Among the interesting things he pointed out to me, were the cases of London as well as New York City, both of whom are in need of plans to deal with sea levels that are definitely rising. Apparently his work was to address the problem for his city’s context. And I wondered aloud about what New York City could possibly do to protect against water rising up and swallowing its streets.

He wasn’t big in offering me solutions. It was, as he said, the purpose of his meetings in places like the Hague. I asked if he would be heading to New Orleans, he said he very much wanted to:

“That’s really what the future is about… mass movement of people, away from situations where they must leave in order to survive. Cities must all get into planning for it… how and where to move mass amounts of their populations.”

Eventually we got to the Hague and he wished me goodluck with my journalism endeavors.

When I got home I went right to my boat and started taking the water out of it.

bm165 High Demands of the Western World

This being a family weekend in Brussels, I sat down to better explain what it is that is so troubling about the way we measure success in elections. With help from Monty Python, Ralph Nader, and a comment left by Tim Pritlove and others.


Democracy Now from Wednesday Nov. 8th, 2006
Chaos Radio
Mikeypod reporting on grassroots activism
Yeast Radio, of course.
The Gay Expat, audio and videos
And on and on

come to Vlog Europe next weekend in Milano

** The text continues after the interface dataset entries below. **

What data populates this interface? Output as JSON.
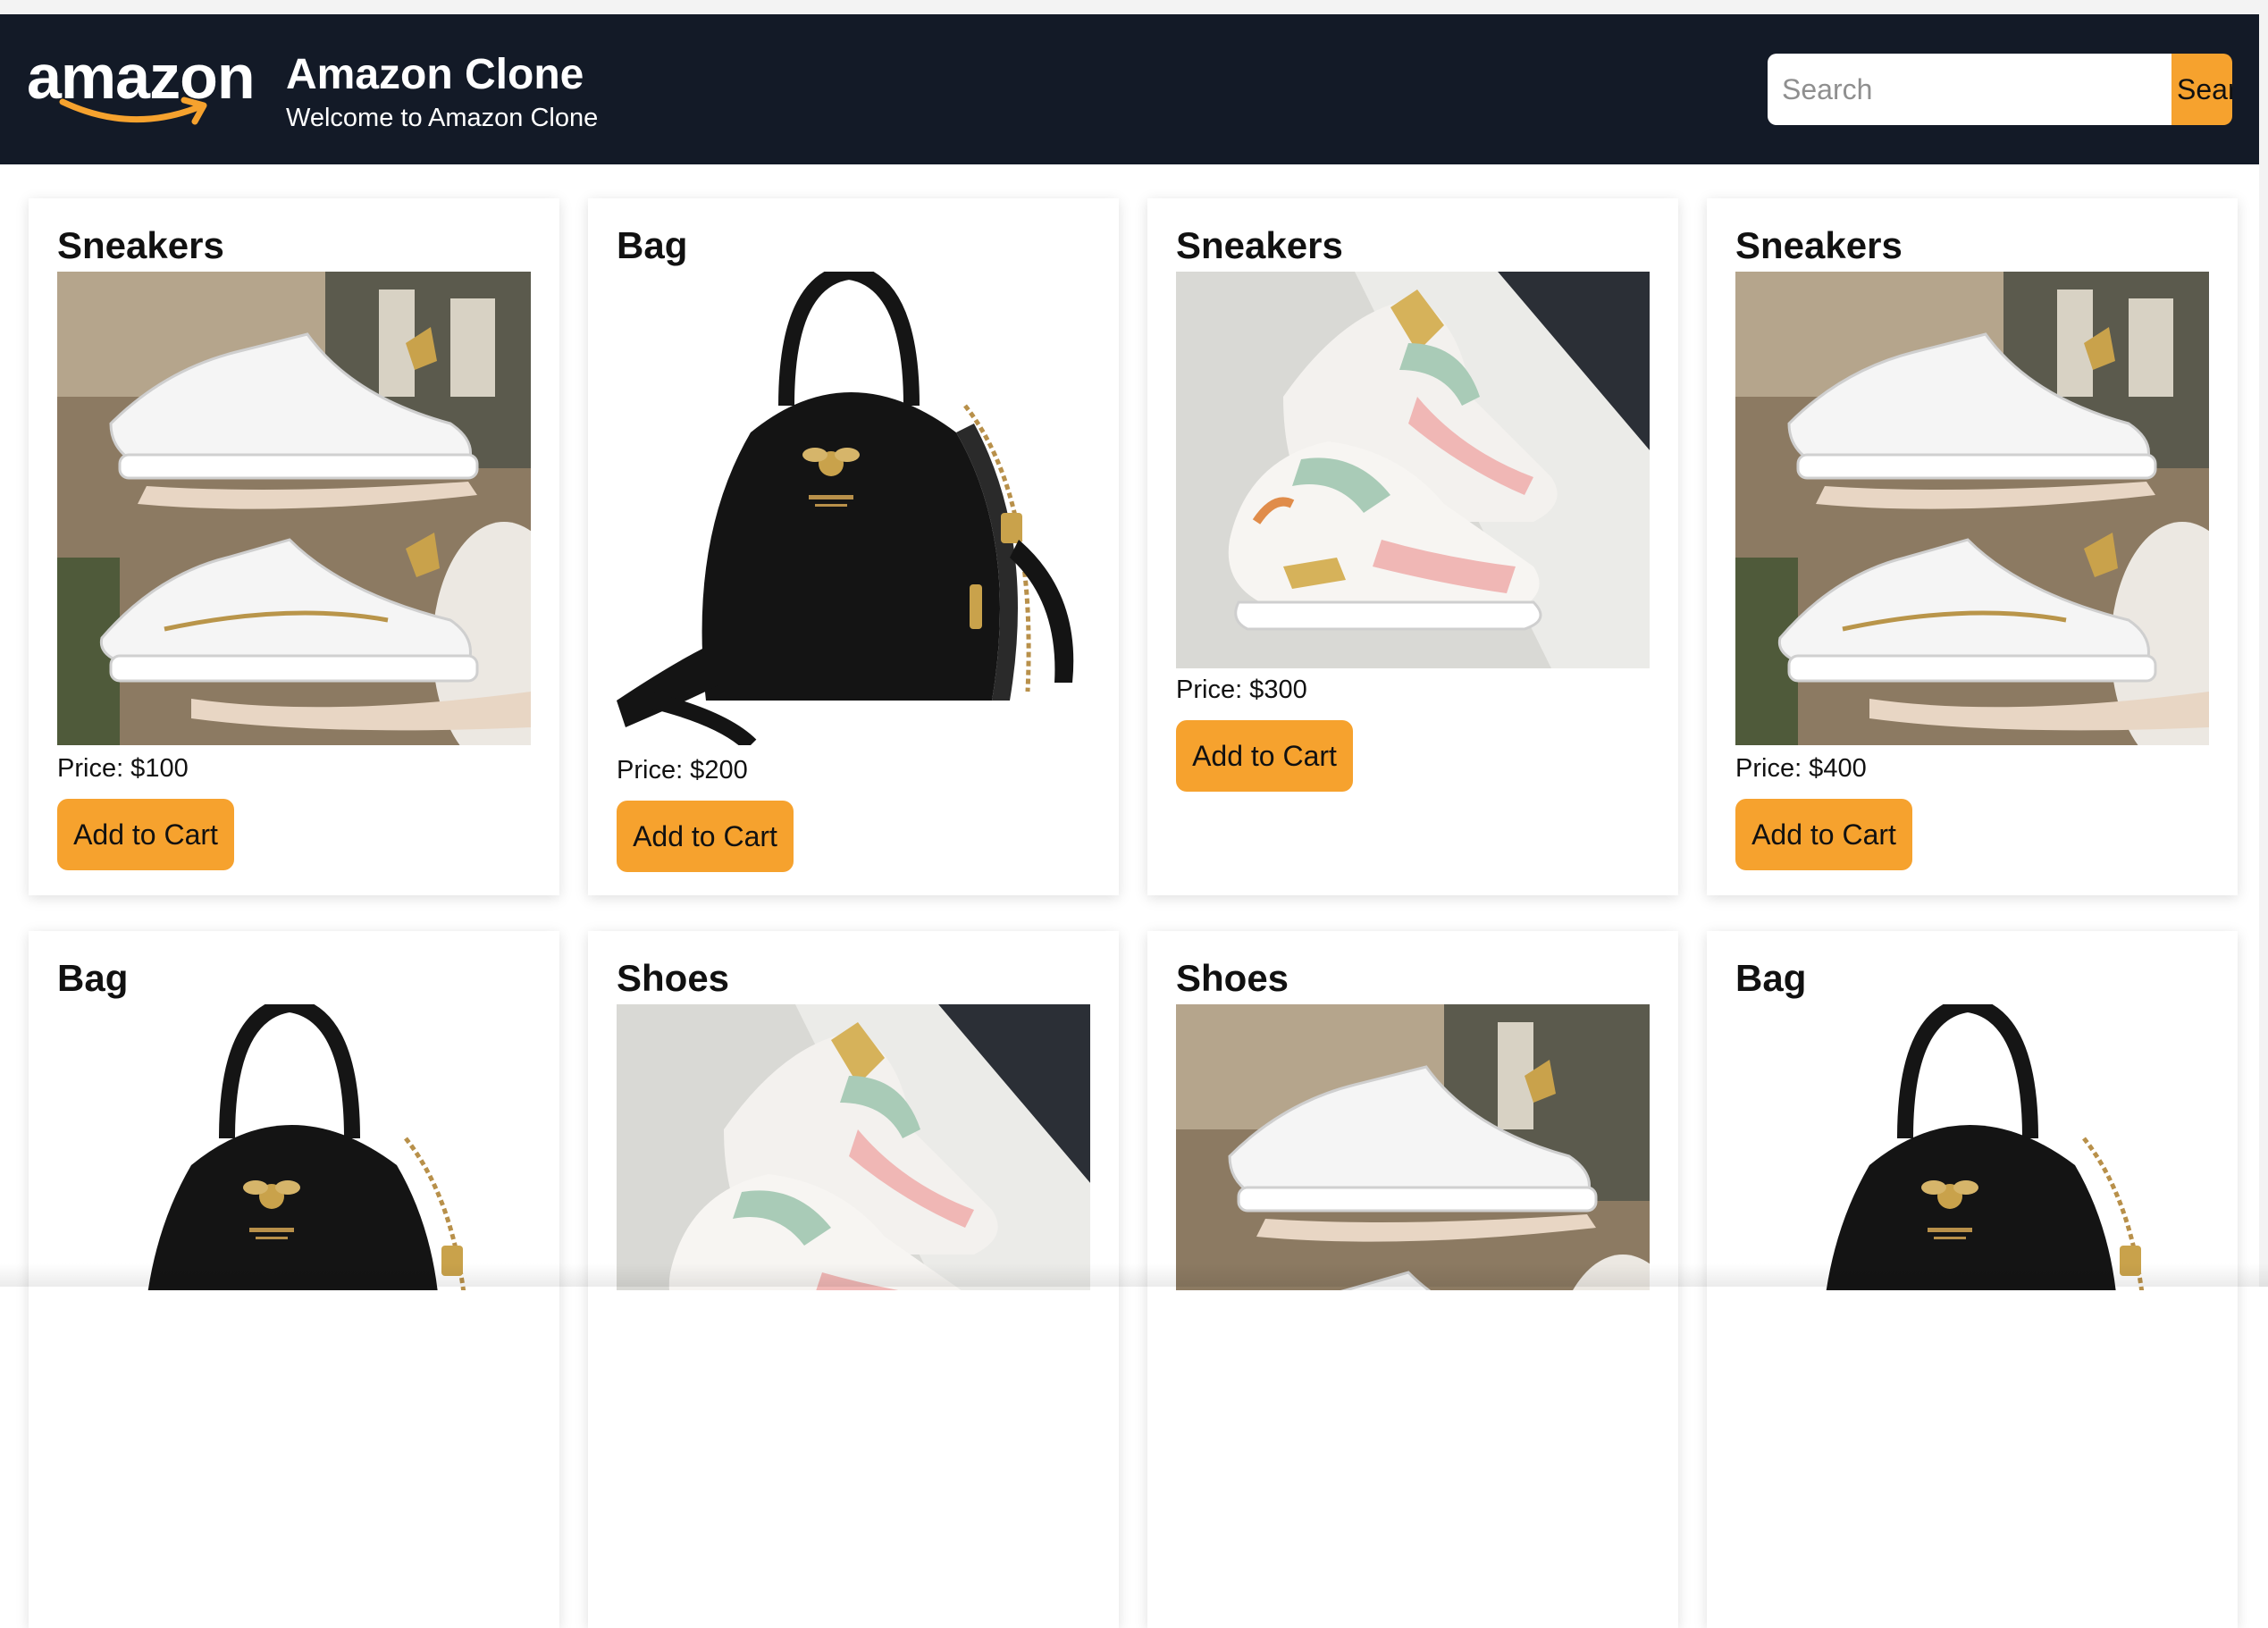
{
  "header": {
    "logo_text": "amazon",
    "title": "Amazon Clone",
    "subtitle": "Welcome to Amazon Clone",
    "search_placeholder": "Search",
    "search_button": "Search"
  },
  "products": [
    {
      "title": "Sneakers",
      "image": "white-sneakers",
      "price": "Price: $100",
      "button": "Add to Cart"
    },
    {
      "title": "Bag",
      "image": "black-bag",
      "price": "Price: $200",
      "button": "Add to Cart"
    },
    {
      "title": "Sneakers",
      "image": "pastel-sneakers",
      "price": "Price: $300",
      "button": "Add to Cart"
    },
    {
      "title": "Sneakers",
      "image": "white-sneakers",
      "price": "Price: $400",
      "button": "Add to Cart"
    },
    {
      "title": "Bag",
      "image": "black-bag"
    },
    {
      "title": "Shoes",
      "image": "pastel-sneakers"
    },
    {
      "title": "Shoes",
      "image": "white-sneakers"
    },
    {
      "title": "Bag",
      "image": "black-bag"
    }
  ],
  "colors": {
    "header_bg": "#131a27",
    "accent": "#f6a22e"
  }
}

What About Tasini

Today I’m coming to you from the suburbs of Brussels, Belgium, where I’m staying this weekend in celebration of my godson’s 12th birthday. But now onto more serious matters:

I tend not to talk about US senate races and republicans versus democrats and crap like that. Mostly because there are a zillion blogs working for either party fulltime, so why bother further beating one very dead horse.

Yet for all the bla bla bla about this guy named Lieberman who is a disgrace of a human being even though all the haters voted for him oh-so-often, and how he was beaten thanks to the internets, you don’t hear much about one Jonathan Tasini. Even though he puts the small d back in democrat.

Honestly, I could care less if the democrats take back the senate or the house, as they are as guilty of being the architects of all the death, destruction, and decieving as their republican counterparts. But when it comes to upsurping the comfy two faced democrats who think they’re going to cruise to victory just for having the big D next to their names, I’m all for that.

But what I really wish is that more people took Jonathan Tasini seriously. Who you ask? Jonathan Tasini.. former leader of the National Writers Union, who is running against Hillary Clinton for the democratic nomination in the state of New York. It should be a “slam dunk” for Tasini, since he’s running against a senator who supported the war in Iraq, and has generally betrayed the principals of civil liberties, human rights, and international law, since the day she got into office. Hillary Clinton hasn’t respected democracy or the values of a real “Democratic” party since her early days as the first lady. She is fake as fake can be, and lets be honest, her speeches have that terrible tone like listening to someone scrape their nails against a blackboard.

Yet the bloggers aren’t talking much about Tasini’s challenge. They’re too scared to attack their most well known senator… everyone knows the name Hillary Clinton. So much for independence and the freedom to be critical on the blogosphere.

Therefore I’m delving into the senate races from now on, to give much deserved attention to senators who need to be sent packing. And I’ll be very busy, since an overwhelming majority need to be replaced.